(C) Clinical privileges shall be periodically reappraised by the outpatient setting. The scope of procedures performed in the outpatient setting shall be periodically reviewed and amended as appropriate.
(7) Outpatient settings regulated by this chapter that have multiple service locations shall have all of the sites inspected.
(8) Outpatient settings shall post the certificate of accreditation in a location readily visible to patients and staff.
(9) Outpatient settings shall post the name and telephone number of the accrediting agency with instructions on the submission of complaints in a location readily visible to patients and staff.
(10) Outpatient settings shall have a written discharge criteria.
(b) Outpatient settings shall have a minimum of two staff persons on the premises, one of whom shall either be a licensed physician and surgeon or a licensed health care professional with current certification in advanced cardiac life support (ACLS), as long as a patient is present who has not been discharged from supervised care. Transfer to an unlicensed setting of a patient who does not meet the discharge criteria adopted pursuant to paragraph (10) of subdivision (a) shall constitute unprofessional conduct.
(c) An accreditation agency may include additional standards in its determination to accredit outpatient settings if these are approved by the board to protect the public health and safety.
(d) No accreditation standard adopted or approved by the board, and no standard included in any certification program of any accreditation agency approved by the board, shall serve to limit the ability of any allied health care practitioner to provide services within his or her full scope of practice. Notwithstanding this or any other provision of law, each outpatient setting may limit the privileges, or determine the privileges, within the appropriate scope of practice, that will be afforded to physicians and allied health care practitioners who practice at the facility, in accordance with credentialing standards established by the outpatient setting in compliance with this chapter. Privileges may not be arbitrarily restricted based on category of licensure.
(e) The board shall adopt standards that it deems necessary for outpatient settings that offer in vitro fertilization.
(f) The board may adopt regulations it deems necessary to specify procedures that should be performed in an accredited outpatient setting for facilities or clinics that are outside the definition of outpatient setting as specified in Section 1248.

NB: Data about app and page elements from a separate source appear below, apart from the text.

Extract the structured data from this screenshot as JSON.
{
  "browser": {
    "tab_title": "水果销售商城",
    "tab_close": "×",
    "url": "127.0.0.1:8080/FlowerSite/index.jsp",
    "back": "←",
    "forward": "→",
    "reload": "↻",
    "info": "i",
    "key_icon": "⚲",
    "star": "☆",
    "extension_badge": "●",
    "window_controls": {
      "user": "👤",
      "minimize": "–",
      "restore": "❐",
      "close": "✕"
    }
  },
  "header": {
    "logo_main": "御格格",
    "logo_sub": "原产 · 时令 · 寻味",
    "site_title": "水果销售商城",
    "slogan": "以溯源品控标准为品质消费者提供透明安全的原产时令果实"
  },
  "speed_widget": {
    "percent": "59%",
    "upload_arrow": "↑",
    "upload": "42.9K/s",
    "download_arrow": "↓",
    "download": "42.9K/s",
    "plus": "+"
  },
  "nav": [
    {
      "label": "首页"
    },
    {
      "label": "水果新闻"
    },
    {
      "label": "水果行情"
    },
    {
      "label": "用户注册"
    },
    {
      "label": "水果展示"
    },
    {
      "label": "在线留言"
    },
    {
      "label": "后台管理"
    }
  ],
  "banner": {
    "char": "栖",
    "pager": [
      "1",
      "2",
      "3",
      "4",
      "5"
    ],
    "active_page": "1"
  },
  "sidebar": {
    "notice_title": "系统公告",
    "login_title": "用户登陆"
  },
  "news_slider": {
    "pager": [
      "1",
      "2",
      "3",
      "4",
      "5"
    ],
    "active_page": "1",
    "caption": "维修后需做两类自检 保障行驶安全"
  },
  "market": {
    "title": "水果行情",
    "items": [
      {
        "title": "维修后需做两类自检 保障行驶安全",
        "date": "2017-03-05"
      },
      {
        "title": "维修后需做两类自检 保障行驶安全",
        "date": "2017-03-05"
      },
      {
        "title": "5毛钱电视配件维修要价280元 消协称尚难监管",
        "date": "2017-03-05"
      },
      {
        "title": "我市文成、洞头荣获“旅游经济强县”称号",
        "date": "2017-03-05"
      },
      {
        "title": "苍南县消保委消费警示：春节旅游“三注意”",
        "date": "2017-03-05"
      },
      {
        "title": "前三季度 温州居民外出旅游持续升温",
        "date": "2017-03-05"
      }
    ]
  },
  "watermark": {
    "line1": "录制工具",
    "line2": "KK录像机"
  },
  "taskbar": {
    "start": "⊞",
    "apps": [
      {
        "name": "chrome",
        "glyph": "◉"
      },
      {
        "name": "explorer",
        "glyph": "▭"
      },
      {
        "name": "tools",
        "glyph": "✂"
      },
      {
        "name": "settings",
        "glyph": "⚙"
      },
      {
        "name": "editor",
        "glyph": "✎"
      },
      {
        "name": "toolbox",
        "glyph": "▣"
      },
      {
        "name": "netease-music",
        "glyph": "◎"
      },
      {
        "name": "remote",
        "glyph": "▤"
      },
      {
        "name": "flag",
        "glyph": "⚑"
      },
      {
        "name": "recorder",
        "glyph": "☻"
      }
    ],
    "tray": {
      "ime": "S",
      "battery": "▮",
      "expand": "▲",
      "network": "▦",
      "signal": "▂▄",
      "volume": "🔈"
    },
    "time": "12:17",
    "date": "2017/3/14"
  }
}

(g) As part of the accreditation process, the accrediting agency shall conduct a reasonable investigation of the prior history of the outpatient setting, including all licensed physicians and surgeons who have an ownership interest therein, to determine whether there have been any adverse accreditation decisions rendered against them. For the purposes of this section, “conducting a reasonable investigation” means querying the Medical Board of California and the Osteopathic Medical Board of California to ascertain if either the outpatient setting has, or, if its owners are licensed physicians and surgeons, if those physicians and surgeons have, been subject to an adverse accreditation decision.
(Amended by Stats. 2015, Ch. 287, Sec. 3. (SB 396) Effective January 1, 2016.)
Last modified: October 25, 2018